(Component data from apps and pages)

******************************

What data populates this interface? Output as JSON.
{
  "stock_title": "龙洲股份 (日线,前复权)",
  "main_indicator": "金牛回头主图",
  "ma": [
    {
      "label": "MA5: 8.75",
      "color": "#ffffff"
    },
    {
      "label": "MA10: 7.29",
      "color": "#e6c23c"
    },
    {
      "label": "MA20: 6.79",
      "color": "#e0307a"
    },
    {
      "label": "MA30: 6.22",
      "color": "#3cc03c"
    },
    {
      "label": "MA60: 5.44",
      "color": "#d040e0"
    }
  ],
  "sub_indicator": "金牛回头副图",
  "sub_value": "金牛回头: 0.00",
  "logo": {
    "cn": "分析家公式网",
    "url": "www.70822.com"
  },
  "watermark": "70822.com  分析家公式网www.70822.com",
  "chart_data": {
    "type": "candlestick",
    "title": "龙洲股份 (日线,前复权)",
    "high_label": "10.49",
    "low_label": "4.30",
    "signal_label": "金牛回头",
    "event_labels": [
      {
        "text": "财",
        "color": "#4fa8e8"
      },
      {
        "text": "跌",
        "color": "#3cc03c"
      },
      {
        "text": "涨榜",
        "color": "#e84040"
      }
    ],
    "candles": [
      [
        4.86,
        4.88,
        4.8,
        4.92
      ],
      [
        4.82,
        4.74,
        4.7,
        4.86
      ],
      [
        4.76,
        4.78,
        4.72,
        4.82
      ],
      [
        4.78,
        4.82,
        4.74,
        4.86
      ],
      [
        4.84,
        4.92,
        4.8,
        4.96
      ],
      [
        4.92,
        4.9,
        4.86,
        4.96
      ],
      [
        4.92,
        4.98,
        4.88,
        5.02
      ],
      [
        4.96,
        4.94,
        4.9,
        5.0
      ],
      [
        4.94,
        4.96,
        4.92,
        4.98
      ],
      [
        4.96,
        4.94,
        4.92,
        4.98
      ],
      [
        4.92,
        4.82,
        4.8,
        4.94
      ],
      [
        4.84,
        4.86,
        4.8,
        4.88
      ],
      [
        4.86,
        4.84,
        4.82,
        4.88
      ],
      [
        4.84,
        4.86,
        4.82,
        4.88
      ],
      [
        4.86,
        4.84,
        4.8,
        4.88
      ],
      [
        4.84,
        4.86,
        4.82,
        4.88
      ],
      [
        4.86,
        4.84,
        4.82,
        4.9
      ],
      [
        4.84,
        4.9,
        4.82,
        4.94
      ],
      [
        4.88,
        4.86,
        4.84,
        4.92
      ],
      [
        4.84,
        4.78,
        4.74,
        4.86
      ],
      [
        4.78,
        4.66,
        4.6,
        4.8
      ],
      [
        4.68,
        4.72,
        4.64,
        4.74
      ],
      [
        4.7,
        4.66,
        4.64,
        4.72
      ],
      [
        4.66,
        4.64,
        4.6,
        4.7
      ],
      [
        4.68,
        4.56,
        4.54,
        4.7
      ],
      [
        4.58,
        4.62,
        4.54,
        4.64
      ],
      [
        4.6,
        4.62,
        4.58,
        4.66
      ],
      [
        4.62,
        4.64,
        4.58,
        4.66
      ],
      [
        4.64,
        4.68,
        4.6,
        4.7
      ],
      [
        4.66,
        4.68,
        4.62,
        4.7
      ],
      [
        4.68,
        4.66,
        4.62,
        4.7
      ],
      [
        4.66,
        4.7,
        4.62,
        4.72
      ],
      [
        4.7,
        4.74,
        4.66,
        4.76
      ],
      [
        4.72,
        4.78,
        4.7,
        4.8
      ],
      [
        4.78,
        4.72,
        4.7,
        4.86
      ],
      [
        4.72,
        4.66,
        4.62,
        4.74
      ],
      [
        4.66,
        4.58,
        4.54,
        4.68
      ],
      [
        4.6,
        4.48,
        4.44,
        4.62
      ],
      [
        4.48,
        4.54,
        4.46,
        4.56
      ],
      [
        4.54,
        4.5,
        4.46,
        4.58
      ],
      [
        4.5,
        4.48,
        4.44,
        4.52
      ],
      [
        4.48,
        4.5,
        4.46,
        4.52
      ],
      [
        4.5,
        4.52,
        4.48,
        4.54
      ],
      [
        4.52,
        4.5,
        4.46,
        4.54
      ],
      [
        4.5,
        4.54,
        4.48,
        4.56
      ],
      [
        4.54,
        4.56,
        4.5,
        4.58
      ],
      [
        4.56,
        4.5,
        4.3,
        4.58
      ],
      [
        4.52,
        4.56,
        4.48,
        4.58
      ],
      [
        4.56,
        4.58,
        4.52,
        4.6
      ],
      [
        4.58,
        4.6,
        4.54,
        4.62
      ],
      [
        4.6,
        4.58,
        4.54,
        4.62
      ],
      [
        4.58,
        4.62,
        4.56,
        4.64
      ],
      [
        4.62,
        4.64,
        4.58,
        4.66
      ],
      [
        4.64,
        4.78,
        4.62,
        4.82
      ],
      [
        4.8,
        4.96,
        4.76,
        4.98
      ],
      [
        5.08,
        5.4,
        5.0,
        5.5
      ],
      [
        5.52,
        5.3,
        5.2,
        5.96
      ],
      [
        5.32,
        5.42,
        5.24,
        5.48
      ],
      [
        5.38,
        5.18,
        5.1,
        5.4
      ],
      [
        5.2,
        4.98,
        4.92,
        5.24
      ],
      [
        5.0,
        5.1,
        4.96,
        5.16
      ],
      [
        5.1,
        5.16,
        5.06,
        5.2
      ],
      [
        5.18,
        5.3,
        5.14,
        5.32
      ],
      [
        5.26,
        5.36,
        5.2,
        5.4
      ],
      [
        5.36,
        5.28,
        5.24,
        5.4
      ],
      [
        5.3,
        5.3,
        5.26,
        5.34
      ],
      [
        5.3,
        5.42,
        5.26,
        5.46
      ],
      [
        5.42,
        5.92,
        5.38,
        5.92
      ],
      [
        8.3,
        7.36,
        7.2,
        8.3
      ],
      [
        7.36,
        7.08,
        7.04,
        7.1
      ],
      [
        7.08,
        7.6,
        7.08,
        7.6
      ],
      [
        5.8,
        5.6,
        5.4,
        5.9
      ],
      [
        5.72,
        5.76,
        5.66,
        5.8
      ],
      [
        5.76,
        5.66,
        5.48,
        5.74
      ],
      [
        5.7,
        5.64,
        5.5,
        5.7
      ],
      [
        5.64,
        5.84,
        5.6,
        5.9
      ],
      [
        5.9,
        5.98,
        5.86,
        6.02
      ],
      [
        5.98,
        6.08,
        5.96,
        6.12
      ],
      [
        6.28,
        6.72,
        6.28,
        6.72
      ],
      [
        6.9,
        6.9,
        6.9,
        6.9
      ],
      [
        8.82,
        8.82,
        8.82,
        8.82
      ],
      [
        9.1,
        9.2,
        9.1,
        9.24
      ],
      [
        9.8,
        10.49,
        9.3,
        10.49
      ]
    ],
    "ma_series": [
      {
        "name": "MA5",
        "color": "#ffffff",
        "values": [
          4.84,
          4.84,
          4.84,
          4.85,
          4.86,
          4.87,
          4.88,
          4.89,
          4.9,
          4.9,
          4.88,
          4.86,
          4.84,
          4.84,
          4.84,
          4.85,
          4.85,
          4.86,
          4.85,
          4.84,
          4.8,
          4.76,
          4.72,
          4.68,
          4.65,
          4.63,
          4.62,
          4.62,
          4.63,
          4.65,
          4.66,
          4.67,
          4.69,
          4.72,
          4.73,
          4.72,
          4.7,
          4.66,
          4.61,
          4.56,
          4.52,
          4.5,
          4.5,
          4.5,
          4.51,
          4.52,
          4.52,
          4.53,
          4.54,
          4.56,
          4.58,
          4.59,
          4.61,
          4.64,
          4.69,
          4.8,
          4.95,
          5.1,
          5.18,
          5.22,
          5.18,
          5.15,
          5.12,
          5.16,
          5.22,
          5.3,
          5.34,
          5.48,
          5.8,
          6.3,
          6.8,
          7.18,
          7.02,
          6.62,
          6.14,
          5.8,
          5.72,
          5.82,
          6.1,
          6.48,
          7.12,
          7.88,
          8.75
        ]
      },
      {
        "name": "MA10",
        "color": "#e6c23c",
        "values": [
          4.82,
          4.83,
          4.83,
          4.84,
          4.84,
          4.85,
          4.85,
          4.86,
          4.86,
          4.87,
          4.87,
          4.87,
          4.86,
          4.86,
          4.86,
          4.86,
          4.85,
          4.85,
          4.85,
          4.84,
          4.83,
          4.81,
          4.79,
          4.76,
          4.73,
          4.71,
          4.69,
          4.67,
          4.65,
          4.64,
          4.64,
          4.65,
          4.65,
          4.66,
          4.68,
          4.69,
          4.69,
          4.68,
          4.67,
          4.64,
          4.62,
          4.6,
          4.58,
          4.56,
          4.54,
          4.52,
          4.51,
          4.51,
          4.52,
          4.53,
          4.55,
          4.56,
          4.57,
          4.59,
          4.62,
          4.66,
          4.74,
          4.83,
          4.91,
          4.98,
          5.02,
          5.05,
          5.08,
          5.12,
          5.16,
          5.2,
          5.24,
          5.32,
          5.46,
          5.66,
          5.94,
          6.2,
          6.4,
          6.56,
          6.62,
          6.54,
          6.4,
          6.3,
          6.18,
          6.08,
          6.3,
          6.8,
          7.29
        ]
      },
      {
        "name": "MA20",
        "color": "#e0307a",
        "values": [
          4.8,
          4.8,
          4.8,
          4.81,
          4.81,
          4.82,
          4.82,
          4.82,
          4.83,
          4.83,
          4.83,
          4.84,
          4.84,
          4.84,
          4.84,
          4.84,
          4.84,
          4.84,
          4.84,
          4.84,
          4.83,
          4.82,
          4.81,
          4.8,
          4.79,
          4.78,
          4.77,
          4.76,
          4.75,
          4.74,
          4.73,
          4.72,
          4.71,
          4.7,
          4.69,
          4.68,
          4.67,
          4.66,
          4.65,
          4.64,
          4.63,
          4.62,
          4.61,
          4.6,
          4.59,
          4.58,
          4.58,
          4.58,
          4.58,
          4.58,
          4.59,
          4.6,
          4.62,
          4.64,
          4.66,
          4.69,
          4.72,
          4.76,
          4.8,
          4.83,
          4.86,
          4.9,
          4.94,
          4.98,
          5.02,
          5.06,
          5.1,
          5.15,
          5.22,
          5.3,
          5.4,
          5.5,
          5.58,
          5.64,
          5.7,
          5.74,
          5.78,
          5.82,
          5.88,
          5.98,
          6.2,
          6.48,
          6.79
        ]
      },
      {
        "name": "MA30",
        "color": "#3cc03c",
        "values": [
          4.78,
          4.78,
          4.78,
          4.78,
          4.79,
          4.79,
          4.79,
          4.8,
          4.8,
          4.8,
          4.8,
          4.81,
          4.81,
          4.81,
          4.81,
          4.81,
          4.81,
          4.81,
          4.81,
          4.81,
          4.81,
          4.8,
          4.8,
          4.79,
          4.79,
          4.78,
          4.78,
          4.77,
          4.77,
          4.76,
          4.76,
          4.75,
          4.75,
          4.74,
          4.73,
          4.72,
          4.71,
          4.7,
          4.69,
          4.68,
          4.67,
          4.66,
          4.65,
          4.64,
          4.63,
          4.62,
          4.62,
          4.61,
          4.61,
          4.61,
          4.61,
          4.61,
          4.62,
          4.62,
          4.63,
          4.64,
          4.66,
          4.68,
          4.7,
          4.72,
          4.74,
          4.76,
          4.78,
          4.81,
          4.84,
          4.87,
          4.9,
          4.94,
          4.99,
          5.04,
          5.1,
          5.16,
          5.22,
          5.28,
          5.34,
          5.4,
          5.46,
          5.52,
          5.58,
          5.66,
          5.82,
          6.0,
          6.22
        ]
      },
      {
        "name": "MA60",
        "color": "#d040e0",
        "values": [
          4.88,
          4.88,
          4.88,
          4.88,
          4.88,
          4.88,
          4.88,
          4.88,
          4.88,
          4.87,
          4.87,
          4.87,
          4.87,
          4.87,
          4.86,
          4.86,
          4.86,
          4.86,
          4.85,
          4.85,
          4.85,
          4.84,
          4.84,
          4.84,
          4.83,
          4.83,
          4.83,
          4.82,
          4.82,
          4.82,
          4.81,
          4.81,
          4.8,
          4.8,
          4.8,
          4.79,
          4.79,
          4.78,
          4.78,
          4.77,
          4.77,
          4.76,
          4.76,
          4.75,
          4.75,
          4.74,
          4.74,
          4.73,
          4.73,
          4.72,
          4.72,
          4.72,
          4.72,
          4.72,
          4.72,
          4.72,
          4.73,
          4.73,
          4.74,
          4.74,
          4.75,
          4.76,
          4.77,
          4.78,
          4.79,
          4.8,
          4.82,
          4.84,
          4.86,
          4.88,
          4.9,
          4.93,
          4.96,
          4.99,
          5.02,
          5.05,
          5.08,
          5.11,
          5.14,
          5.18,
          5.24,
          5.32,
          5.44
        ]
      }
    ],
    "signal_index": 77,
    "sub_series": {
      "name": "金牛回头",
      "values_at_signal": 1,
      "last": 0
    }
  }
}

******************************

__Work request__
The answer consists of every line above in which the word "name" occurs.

__The completed task__
        "name": "MA5",
        "name": "MA10",
        "name": "MA20",
        "name": "MA30",
        "name": "MA60",
      "name": "金牛回头",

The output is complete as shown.